The mysterious metallic object that crashed through the roof of a central New Jersey family's home earlier this year was not a meteorite after all, geologists said Friday.

While the rocklike object looks like a meteorite, scientists say it is a stainless steel alloy that does not occur in nature and is most likely "orbital debris'' - or plain terms, scrap iron.

It's still a mystery where the object came from.

"That's the $64,000 question, and there's probably no way to answer it,'' said Rutgers University geologist Jeremy Delaney. "A piece of scrap iron dropped out of the sky. The question is how did it get into the sky in the first place? That one I simply cannot answer.''

Srinivasan Nageswaran, whose family discovered the silver object after it crashed through the roof and into the upstairs bathroom of his home in Freehold Township, was disappointed by the news.

"That's the nature of science,'' he said Friday. "If the conclusion from the test says it's not a meteorite, then it's not a meteorite. We have to move forward.''

The 46-year-old information technology consultant will now finish repairing his roof. The object, slightly bigger than a golf ball and about as heavy as a can of soup, crashed into his bathroom and dented its tile floor in January.

"It's still the world's most popular metallic object that fell from the sky,'' Nageswaran said.

Scientists had initially determined it was a meteorite. In late April, it was brought to the American Museum of Natural History in New York City so its composition could be examined by its new variable-pressure scanning electron microscope.

The testing took a few hours. The microscope shoots electrons at the surface of the sample, which causes X-rays to be generated, Delaney said.

"From those X-rays, you can tell the composition and what elements are present in the sample,'' he said.

This was the first diagnostic testing of the object, which previously been available only for visual examination. Nageswaran accompanied his object, which weighs 377 grams and is about 3-inches by 2-inches (7 1/2 by 5 centimeters), for the testing.

While extraterrestrial rocks fall to the Earth with some regularity, it is rare for them to strike homes.

The Nageswarans, originally from India, moved to the United States in 1997 and since 2003 have lived in Freehold Township, a town of about 34,000 about a half hour east of Trenton.

On the night of Jan. 2, Nageswaran walked into his bathroom and spotted a hole in the ceiling and noticed small chunks of drywall and insulation littering the room.

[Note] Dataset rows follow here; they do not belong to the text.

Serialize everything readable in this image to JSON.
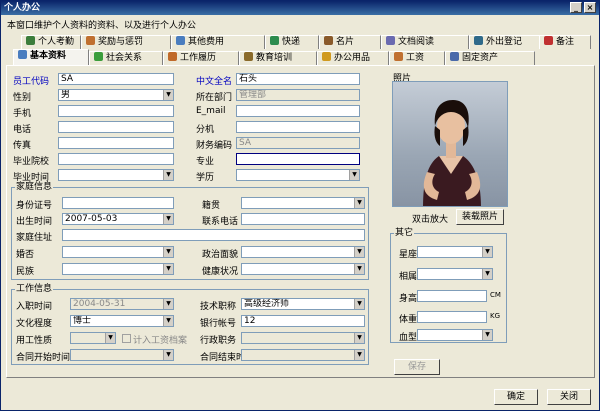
{
  "window": {
    "title": "个人办公",
    "description": "本窗口维护个人资料的资料、以及进行个人办公",
    "minimize": "_",
    "close": "×"
  },
  "top_tabs": [
    {
      "label": "个人考勤",
      "color": "#3b7d3b"
    },
    {
      "label": "奖励与惩罚",
      "color": "#c07030"
    },
    {
      "label": "其他费用",
      "color": "#4a7dbf"
    },
    {
      "label": "快递",
      "color": "#2d8c4e"
    },
    {
      "label": "名片",
      "color": "#8a5a2a"
    },
    {
      "label": "文档阅读",
      "color": "#6a6ab0"
    },
    {
      "label": "外出登记",
      "color": "#2f6a8a"
    },
    {
      "label": "备注",
      "color": "#c03030"
    }
  ],
  "sub_tabs": [
    {
      "label": "基本资料",
      "color": "#4a7dbf"
    },
    {
      "label": "社会关系",
      "color": "#3b9d3b"
    },
    {
      "label": "工作履历",
      "color": "#c06a2a"
    },
    {
      "label": "教育培训",
      "color": "#8a6a2a"
    },
    {
      "label": "办公用品",
      "color": "#d09a20"
    },
    {
      "label": "工资",
      "color": "#c07030"
    },
    {
      "label": "固定资产",
      "color": "#4a6aaa"
    }
  ],
  "basic": {
    "emp_code_label": "员工代码",
    "emp_code": "SA",
    "cn_name_label": "中文全名",
    "cn_name": "石头",
    "gender_label": "性别",
    "gender": "男",
    "dept_label": "所在部门",
    "dept": "管理部",
    "mobile_label": "手机",
    "mobile": "",
    "email_label": "E_mail",
    "email": "",
    "phone_label": "电话",
    "phone": "",
    "ext_label": "分机",
    "ext": "",
    "fax_label": "传真",
    "fax": "",
    "fin_code_label": "财务编码",
    "fin_code": "SA",
    "school_label": "毕业院校",
    "school": "",
    "major_label": "专业",
    "major": "",
    "grad_time_label": "毕业时间",
    "grad_time": "",
    "degree_label": "学历",
    "degree": ""
  },
  "family": {
    "title": "家庭信息",
    "id_label": "身份证号",
    "id": "",
    "origin_label": "籍贯",
    "origin": "",
    "birth_label": "出生时间",
    "birth": "2007-05-03",
    "contact_label": "联系电话",
    "contact": "",
    "address_label": "家庭住址",
    "address": "",
    "married_label": "婚否",
    "married": "",
    "political_label": "政治面貌",
    "political": "",
    "nation_label": "民族",
    "nation": "",
    "health_label": "健康状况",
    "health": ""
  },
  "work": {
    "title": "工作信息",
    "entry_label": "入职时间",
    "entry": "2004-05-31",
    "title_label": "技术职称",
    "job_title": "高级经济师",
    "edu_label": "文化程度",
    "edu": "博士",
    "bank_label": "银行帐号",
    "bank": "12",
    "emp_type_label": "用工性质",
    "emp_type": "",
    "payroll_label": "计入工资档案",
    "admin_label": "行政职务",
    "admin": "",
    "contract_start_label": "合同开始时间",
    "contract_start": "",
    "contract_end_label": "合同结束时",
    "contract_end": ""
  },
  "photo": {
    "label": "照片",
    "zoom_hint": "双击放大",
    "load_button": "装载照片"
  },
  "other": {
    "title": "其它",
    "zodiac_label": "星座",
    "zodiac": "",
    "animal_label": "相属",
    "animal": "",
    "height_label": "身高",
    "height": "",
    "height_unit": "CM",
    "weight_label": "体重",
    "weight": "",
    "weight_unit": "KG",
    "blood_label": "血型",
    "blood": ""
  },
  "buttons": {
    "save": "保存",
    "ok": "确定",
    "close": "关闭"
  }
}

His mother, who has been staying with the family, heard a loud boom and thought it was a post-New Year's fireworks explosion, or that some kind of old patch job in the bathroom ceiling had come loose.

Federal aviation officials visited a few hours later and ruled it wasn't a piece of an airplane.

Geologists from Rutgers, along with an independent metals expert, concluded that the rock was an iron meteorite.

Delaney, who examined it at the police station, said his initial conclusion was based on the object's shape and density.

"I was wrong, no matter what it mislead me, sneaky little devil,'' he said.